I had been laid off a few months when my ulcerative colitis kicked in, and my doctor and I struggled to get it under control.  After trying a variety of medicines, my health continued to deteriorate and I agreed to take Remicade.

Remicade is a potent drug, administered through an IV infusion at the oncology center that comes with a whole host of potential side effects.  The dosage requires an initial cycle of 4 infusions spaced several weeks apart, then a maintenance dosage every 8 weeks thereafter.  The decision was not taken lightly.

I was very worried about both the side effects and the cost of the drug, although I was so sick at the time, that I was more worried about whether the drug would bring me quick relief.  I did make a feeble attempt to find out if Remicade was covered under my husband’s and my insurance plan.  After several phone calls where I was transferred around, and several hours of searching through the Blue Cross documentation on line and in its services catalog, I gave up.  My logic was that if I couldn’t find anything explicitly stating Remicade was not covered, then it must be a standard service requiring just another copay. I had never had to pay anything more than a copayment for my medical care so far, and I was hopeful that the charges would again be minimal.

I then spent days searching the internet to learn more about the medicine, potential reactions I could experience, and for patient forums to better understand what I might be facing.  Many of the people mentioned the high cost of the drug.  Even though I tried to ignore these comments, deep down I was very nervous that we would end up with a large medical bill just when we were reassessing our finances.

I had already had my first three infusions before I got my first explanation of benefits – and by then I was well on the road to recovery and I was not about to give up my “wonder drug.”  I was caught completely off guard, however, when I saw that the cost of the medicine alone was $12,000. The insurance company negotiated the cost down by almost half, and when all was said and done, my out-of-pocket was nearly $1,500.  Already, I was fast approaching $5,000 in medical expenses, and I still had several more treatments scheduled for the rest of the year.

My husband and I pored through our insurance paperwork and discovered that our yearly out-of-pocket caps at $5,000, after which time all other costs are covered by Blue Cross for the remainder of the year.  I started to feel better knowing that we would not have to pay more than $5,000.  But I was still distressed to know that this medicine was so expensive.

I immediately contacted the hospital and requested an itemized bill to ensure that all charges were correct.  The items charged seemed valid to me so there wasn’t anything I could dispute.

I vaguely remembered reading something in one of the patient forums about a financial assistance program that would help with the cost of the medicine.  I went back to surfing the internet and I found the pharmaceutical company’s Remistart program through which a portion of a patient’s out-of-pocket expenses could be reimbursed.

I was accepted into the program, and I was ecstatic to learn that I would get a rebate for nearly half of my total out-of-pocket charges.  That was nearly four years ago, and today I am still receiving Remicade treatments, and I am still covered through the Remistart program.

Two years ago my dosage for the medicine was doubled and, not surprisingly, the cost of the medicine doubled as well to nearly $25,000 per treatment.   I asked the Remistart representative if they had an idea of the cost of treatment at the different hospitals.

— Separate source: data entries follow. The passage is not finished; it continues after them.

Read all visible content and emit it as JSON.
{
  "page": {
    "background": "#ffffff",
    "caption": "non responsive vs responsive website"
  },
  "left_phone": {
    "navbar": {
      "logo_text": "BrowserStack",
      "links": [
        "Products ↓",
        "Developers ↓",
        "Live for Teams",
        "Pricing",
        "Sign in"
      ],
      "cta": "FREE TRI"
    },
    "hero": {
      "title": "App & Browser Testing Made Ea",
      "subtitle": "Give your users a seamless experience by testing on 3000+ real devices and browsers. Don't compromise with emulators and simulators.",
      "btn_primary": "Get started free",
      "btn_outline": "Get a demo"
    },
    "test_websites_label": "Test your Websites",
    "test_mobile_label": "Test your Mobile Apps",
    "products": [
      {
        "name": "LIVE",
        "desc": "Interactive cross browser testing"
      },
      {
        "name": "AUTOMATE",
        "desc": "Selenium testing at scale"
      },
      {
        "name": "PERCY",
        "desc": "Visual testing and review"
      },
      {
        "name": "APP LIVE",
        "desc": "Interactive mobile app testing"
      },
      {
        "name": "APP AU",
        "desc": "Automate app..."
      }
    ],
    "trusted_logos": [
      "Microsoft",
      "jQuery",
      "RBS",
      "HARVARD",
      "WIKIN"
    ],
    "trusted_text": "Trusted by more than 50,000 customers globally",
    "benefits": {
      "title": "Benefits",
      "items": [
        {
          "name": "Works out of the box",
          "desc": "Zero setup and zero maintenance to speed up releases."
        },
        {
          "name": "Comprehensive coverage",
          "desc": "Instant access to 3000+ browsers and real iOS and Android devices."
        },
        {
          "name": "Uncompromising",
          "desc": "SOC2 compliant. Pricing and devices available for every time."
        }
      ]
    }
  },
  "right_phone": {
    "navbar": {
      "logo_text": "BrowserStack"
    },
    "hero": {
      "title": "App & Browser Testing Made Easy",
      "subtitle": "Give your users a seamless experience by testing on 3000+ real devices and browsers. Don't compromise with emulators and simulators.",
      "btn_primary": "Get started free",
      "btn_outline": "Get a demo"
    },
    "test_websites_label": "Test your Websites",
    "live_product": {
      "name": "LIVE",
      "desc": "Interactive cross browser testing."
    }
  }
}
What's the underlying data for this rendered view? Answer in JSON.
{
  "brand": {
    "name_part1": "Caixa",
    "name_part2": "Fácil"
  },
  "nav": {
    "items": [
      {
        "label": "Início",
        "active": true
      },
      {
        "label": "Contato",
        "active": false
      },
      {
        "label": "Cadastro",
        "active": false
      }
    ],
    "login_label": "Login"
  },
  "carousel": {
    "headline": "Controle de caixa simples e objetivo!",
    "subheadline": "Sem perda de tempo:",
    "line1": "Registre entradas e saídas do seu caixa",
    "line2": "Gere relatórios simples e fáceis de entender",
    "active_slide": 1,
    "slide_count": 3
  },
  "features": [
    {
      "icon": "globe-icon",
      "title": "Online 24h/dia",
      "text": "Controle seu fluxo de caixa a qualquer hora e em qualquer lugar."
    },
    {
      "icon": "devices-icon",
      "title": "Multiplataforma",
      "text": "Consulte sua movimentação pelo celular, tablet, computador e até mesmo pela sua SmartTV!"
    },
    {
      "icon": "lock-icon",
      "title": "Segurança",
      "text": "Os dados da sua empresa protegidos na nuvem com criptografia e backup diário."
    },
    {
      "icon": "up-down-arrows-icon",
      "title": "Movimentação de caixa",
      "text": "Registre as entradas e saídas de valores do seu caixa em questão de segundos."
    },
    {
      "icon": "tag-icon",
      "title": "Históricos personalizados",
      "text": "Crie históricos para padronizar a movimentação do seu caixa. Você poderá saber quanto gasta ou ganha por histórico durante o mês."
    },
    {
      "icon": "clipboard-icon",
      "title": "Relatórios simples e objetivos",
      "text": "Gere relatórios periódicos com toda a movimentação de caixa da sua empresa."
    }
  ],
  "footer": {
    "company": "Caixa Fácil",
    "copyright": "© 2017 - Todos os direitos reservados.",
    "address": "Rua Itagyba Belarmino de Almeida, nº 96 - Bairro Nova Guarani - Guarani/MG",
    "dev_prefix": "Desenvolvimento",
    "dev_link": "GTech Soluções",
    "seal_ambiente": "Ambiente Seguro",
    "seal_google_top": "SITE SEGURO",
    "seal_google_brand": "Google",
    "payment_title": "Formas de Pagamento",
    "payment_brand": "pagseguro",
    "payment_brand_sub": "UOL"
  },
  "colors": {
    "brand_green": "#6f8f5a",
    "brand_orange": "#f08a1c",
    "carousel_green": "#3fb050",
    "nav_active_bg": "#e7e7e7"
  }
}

The person reported that the costs are negotiated between the hospitals and the insurance companies, and the company did not have that information.

I have since learned that financial assistance is available through other companies as well.  This information is something that physicians should let their patients know about.  The programs can mean the difference between receiving the drug and not.

I am grateful for this program, but I still worry about the high cost of the medicine. And each year I cross my fingers that the Remistart program continues, and again accepts me into the program.

Nancy Meredith is a patient.

When patients rely on financial assistance programs for drugsThis post originally appeared on the Costs of Care Blog. Costs of Care is a 501c3 nonprofit that is transforming American healthcare delivery by empowering patients and their caregivers to deflate medical bills. Follow us on Twitter at @costsofcare.
Posted By Nancy Meredith  At 5/23/2013 3:26:27 PM